Some racers argue that nitrous makes so much power on its own that cam specs aren't very important in a nitrous engine. On the flip side, optimizing the valve events for heavy doses of nitrous beyond 300 hp ensures squeezing as much power out of the nitrous pills as possible. "Nitrous allows you to burn more fuel, and that in turn makes more heat and power. If you make more heat, you must get that heat and exhaust out of the chamber," Kyle explains. That usually requires opening the exhaust valve earlier and holding it open longer with a nitrous motor than in a naturally aspirated configuration. Exactly how much the cam specs need to be changed is directly proportional to the volume of nitrous an engine uses. Many nitrous cams have wider lobe-separation angles than naturally aspirated engines, but the exhaust valve opening and closing points are more important than LSA figures.
Nitrous oxide is a gas at room temperature, which means it needs to be stored inside the bottle at extremely high pressure to keep it in a liquid state. Bottle pressure is directly related to bottle temperature, so cool ambient temperatures will compromise performance. "Maintaining a constant pressure is one of the most important aspects of tuning a nitrous system for proper performance, and 950 psi is considered the ideal operating range. Since bottle pressure is what controls the amount of nitrous the engine is receiving, inconsistent bottle pressure can result in inconsistent performance," Kyle explains. "If the pressure falls off too fast during a run, the system will go rich, since the nitrous system will continue enriching the air/fuel mixture even though the flow of nitrous has been reduced. This causes a car to slow, or in the worse case scenario, damages parts. Ambient temperature of 80-90 degrees Fahrenheit is ideal for maintaining consistent bottle pressure, so in conditions cooler than that, we recommend using an NOS electric bottle heater."
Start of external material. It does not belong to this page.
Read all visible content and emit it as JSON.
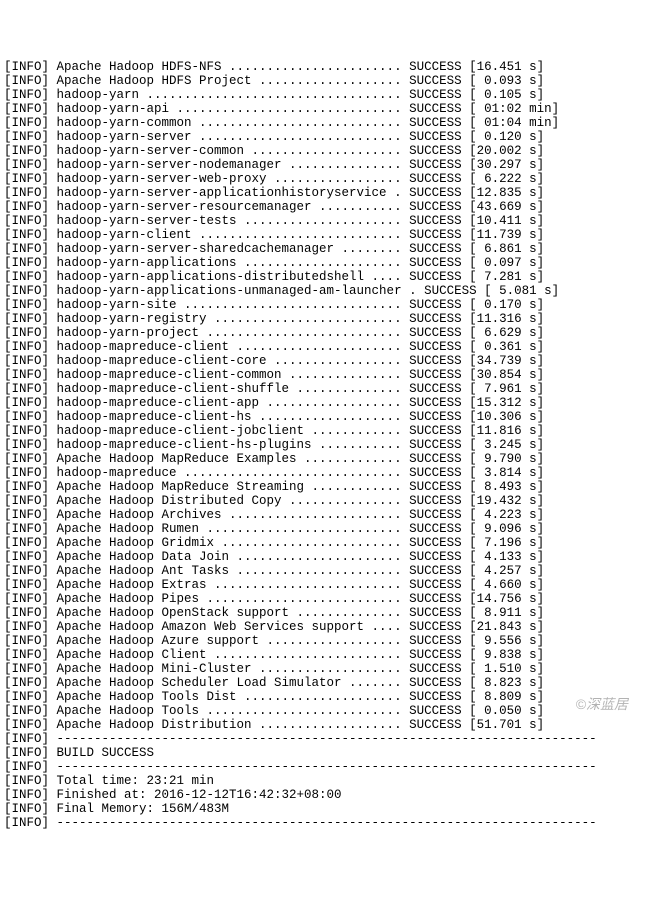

Due to the heat required to convert nitrous oxide from a liquid to a gas, nitrous oxide dramatically cools the temperature of the incoming air intake charge by 75 degrees or more. Consequently, it didn't take fans of forced induction to recognize this benefit. Even in an application where a supercharger or a turbocharger functions as the primary power adder, injecting a very small dose of nitrous can substantially increase horsepower due to its intercooling effect. "In forced induction combinations where there isn't space for a traditional air-to-air or air-to-water intercooler, a small 50-shot of nitrous can be used in lieu of an intercooler with great results. It can also help mask an intercooler that has been maxed out beyond its cooling capacity," Kyle explains.
Thanks to the dramatic increases in low- and mid-range torque that a nitrous system offers, one of the great benefits of nitrous in a street car is how hard it hits. However, this isn't always desirable in a drag car, especially in small-tire racing classes. Fortunately, there are many ways of managing nitrous flow to ensure that the tires stay hooked. One of the most effective methods is running a multi-stage nitrous system. By installing two sets of solenoids, a dual-stage system allows limiting nitrous flow off the line to enhance traction, and then increases nitrous flow once a car is farther down the track. So instead of spraying 400 hp worth of nitrous all at once, the first stage can be limited to 200 hp, with a second stage injecting an additional 200 hp later on in the pass. Furthermore, NOS offers several progressive controllers that electronically ramp up the flow of nitrous based on a user-defined period of time. They work by pulsing the solenoids on and off to increase or decrease nitrous flow. "For example, racers can set a progressive controller to flow 25 percent of the nitrous off the line, then ramp it up to 100 percent 2 seconds into a run once there's more traction available," Kyle explains.